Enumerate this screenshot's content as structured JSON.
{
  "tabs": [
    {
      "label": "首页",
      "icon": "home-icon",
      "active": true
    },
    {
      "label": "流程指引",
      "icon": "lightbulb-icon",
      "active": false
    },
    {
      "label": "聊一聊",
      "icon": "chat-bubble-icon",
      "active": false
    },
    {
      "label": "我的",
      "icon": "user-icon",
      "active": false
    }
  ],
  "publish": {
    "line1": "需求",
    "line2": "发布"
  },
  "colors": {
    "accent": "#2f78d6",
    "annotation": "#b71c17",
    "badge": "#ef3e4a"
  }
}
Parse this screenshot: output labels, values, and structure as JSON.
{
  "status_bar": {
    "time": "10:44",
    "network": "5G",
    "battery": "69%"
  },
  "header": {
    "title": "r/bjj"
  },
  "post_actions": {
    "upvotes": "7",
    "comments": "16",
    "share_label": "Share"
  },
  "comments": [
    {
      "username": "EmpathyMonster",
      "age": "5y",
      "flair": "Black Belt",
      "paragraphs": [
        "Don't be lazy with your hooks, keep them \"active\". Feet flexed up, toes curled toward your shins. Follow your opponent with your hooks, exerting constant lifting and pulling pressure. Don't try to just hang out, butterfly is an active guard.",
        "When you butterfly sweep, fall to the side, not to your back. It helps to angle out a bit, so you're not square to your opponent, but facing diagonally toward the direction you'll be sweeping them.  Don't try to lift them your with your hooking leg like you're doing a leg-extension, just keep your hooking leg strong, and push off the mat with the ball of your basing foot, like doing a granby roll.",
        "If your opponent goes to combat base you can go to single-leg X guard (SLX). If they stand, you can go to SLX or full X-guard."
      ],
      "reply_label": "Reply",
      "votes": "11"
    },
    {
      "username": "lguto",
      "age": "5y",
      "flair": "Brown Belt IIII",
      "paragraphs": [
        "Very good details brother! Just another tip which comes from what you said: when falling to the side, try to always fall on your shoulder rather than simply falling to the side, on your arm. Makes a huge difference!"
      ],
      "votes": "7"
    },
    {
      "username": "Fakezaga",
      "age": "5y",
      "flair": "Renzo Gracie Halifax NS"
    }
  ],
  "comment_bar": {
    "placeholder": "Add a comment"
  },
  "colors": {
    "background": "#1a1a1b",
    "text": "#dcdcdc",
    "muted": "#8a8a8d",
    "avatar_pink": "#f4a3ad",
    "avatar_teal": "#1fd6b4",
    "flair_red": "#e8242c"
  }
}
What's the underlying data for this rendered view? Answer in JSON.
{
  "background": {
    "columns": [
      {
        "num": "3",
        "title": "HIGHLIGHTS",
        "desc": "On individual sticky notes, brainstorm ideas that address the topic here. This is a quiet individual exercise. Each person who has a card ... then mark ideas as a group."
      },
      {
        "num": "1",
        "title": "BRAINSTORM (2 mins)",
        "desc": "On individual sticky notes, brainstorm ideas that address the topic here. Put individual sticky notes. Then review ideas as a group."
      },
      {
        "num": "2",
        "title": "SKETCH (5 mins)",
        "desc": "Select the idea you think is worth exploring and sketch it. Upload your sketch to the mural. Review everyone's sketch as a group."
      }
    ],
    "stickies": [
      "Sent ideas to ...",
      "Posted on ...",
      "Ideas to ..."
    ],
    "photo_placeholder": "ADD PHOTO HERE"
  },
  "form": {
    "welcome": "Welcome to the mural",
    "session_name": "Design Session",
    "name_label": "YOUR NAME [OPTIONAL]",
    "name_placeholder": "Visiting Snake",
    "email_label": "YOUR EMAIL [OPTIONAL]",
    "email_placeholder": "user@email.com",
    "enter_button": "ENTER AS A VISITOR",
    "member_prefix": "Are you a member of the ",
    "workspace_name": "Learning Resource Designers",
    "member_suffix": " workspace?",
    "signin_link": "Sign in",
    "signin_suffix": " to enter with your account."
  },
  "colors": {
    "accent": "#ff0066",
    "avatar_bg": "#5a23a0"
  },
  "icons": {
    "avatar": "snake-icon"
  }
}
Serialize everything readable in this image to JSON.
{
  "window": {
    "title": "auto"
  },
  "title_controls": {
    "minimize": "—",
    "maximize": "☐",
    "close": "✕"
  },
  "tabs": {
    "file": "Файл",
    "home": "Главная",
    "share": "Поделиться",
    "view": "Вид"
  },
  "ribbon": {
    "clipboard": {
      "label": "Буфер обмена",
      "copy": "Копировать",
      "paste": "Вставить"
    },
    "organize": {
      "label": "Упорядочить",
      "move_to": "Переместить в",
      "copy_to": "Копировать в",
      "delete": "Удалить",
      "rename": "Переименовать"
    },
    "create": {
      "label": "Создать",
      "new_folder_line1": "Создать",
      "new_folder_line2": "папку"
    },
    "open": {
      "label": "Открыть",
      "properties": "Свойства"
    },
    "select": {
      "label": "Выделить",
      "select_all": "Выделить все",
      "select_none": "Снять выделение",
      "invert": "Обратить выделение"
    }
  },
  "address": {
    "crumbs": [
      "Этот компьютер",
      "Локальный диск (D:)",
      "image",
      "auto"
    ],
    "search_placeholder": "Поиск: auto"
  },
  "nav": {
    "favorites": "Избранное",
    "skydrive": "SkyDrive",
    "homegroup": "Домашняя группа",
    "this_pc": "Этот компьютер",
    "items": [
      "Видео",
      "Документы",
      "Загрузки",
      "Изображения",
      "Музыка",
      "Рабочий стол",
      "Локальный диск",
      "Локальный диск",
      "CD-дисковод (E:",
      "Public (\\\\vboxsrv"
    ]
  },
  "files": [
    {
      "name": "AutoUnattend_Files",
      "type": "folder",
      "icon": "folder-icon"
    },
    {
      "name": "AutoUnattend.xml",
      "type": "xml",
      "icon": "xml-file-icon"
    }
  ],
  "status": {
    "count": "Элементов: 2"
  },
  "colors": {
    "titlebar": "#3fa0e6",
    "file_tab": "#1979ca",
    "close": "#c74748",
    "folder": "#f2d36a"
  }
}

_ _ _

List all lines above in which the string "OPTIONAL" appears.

    "name_label": "YOUR NAME [OPTIONAL]",
    "email_label": "YOUR EMAIL [OPTIONAL]",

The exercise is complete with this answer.